RFID technology is already in widespread use, but continued development is leading to an even greater number of potential commercial and private uses. Information gathering, tracking and monitoring, and processing efficiencies are just some of the benefits that RFID tags have provided, with many more application to follow.
A neat graphic using the adoption rates of the PC as a template for the trajectory of the 3D printer. If we were to believe this, we would currently be in an age of 'Innovators/Early Adopters' and would not reach the 1:1 3D Printer per person ratio until 2040.
Graphene is amazing. Or at least, it could be. Made from a layer of carbon one-atom thick, it's the strongest material in the world, it's completely flexible, and it's more conductive than copper. Discovered just under a decade ago, the supermaterial potentially has some unbelievable applications for us in the not so distant future.
Ben Raynes's insight:
We're clearly still a few years before actual graphene products are on shelves, as there's a lot to figure out about how graphene can be applied properly. Even then it still need to be mass produced at an economically affordable level. The potential for how this could change electronics and plenty of other as-yet-unknown applications is incredible though.
"The staid-looking Toyota Prius Mahan “drove” around in the video costs more than a Ferrari 599. At $320,000, that’s an exclusive purchase."
"IHS Automotive forecasts that the price for the self-driving technology will add between $7,000 and $10,000 to a car’s sticker price in 2025, a figure that will drop to around $5,000 in 2030 and about $3,000 in 2035, the year when the report says most self-driving vehicles will be operated completely independent from a human occupant’s control."
The integration of self-driving vehicles is inevitable. Before the idea becomes reality though there are big obstacles to overcome regarding efficiency and cost-effectiveness.
Future Australian passports may incorporate voice recognition and eye-scanning ... NEWS.com.au AUSTRALIAN passports may incorporate voice-recognition and eye-scanning technology as the government looks to expand biometric identification.
This is a great example of voice and eye recognition being used for security purposes rather than for entertainment or interaction purposes. The Australian and New Zealand passports already utilise facial recognition and embedded smart chip technology. This development will add another layer of security, and may also streamline the customs process for travellers.
This is a great analogy to explain the differences between RFID, which is currently in widespread use, and NFC, which is in its infancy. Both technologies operate using the same concept, but have differing abilities. RFID is a one-way connection that has a reach of no more than 200 meters, but can only send under 1000 bytes to its recipient. NFC has a shorter range (about 10cm) but can exchange a greater amount of information, and can transmit the info both ways. This is the defining difference and will lead to simple, efficient and most importantly intuitive applications.

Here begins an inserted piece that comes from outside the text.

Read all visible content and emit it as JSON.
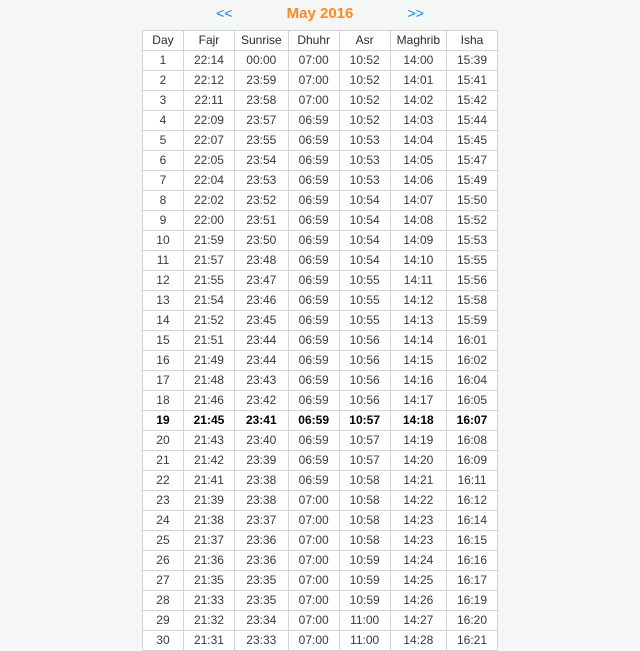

A really simple idea for a bicycle security alarm. Featuring a small form-factor that is nestled under the seat, it is activated and deactivated using RFID. It can sense movement of the bike and when detected emits a piercing noise to alert anyone in the surroundings. This could easily be applied to other scenarios and situations where a discreet security solution is desired.
Sharing your scoops to your social media accounts is a must to distribute your curated content. Not only will it drive traffic and leads through your content, but it will help show your expertise with your followers.
How to integrate my topics' content to my website?
Integrating your curated content to your website or blog will allow you to increase your website visitors’ engagement, boost SEO and acquire new visitors. By redirecting your social media traffic to your website, Scoop.it will also help you generate more qualified traffic and leads from your curation work.
Distributing your curated content through a newsletter is a great way to nurture and engage your email subscribers will developing your traffic and visibility.
Creating engaging newsletters with your curated content is really easy.